- Involve consumers in planning.
- Support and provide resources to consumer groups.
- Support consumers to be actively involved in their own care.
4. Coordinate and Plan Care
- Chronic care includes systematic assessment, care plans, systematic follow up and review, multidisciplinary team.
- Care should be evidence-based and reflect best practice.
- Provide/create service coordination tools.
- Develop pathways for local care.
5. Self‐Management Support
- Train service providers and clinicians.
- Promote the use of validated self-management models.
- Ongoing support of changes in clinician practice.
6. Health Promotion
- Raise community awareness of chronic disease risk factors.
- Link to peak body health promotion activities.
- Encourage risk factor screening. (People with chronic disease still need to address risk factors.)
7. Target Subgroups
- Obtain and analyze population health data.
- Gather and provide information from local agencies.
- Plan appropriate interventions.
- Build on health promotion initiatives with at‐risk and “hard to engage” populations.
8. Plan for Success
- Build on past success.
- Skills and experience of partners.
- Language—do we mean the same things?
- Outcomes and timelines.
- Communication back to/within organizations.

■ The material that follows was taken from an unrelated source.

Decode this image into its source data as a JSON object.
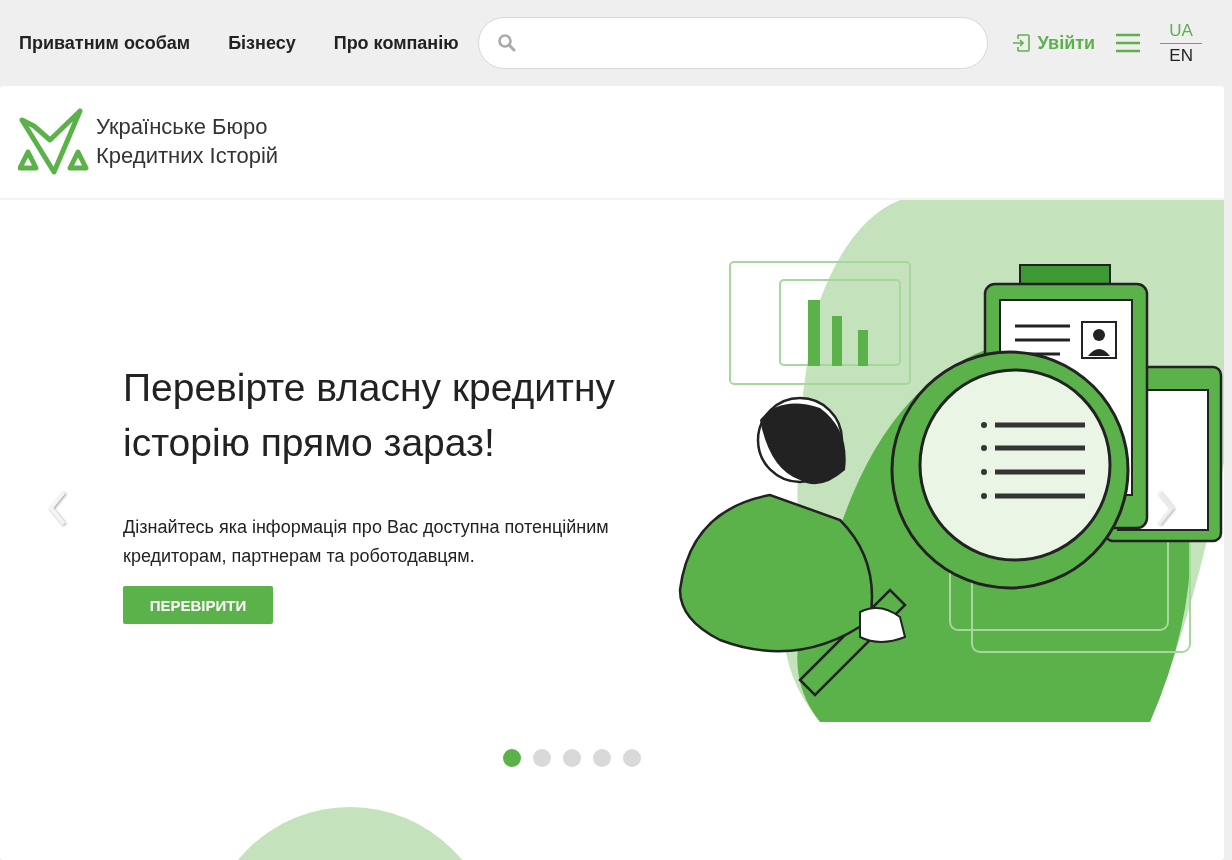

In tomorrow’s Advisor, more of Ahlrichs’ wellness tips, plus an introduction to the new guide, HR Playbook: HR’s Game Plan for the Future.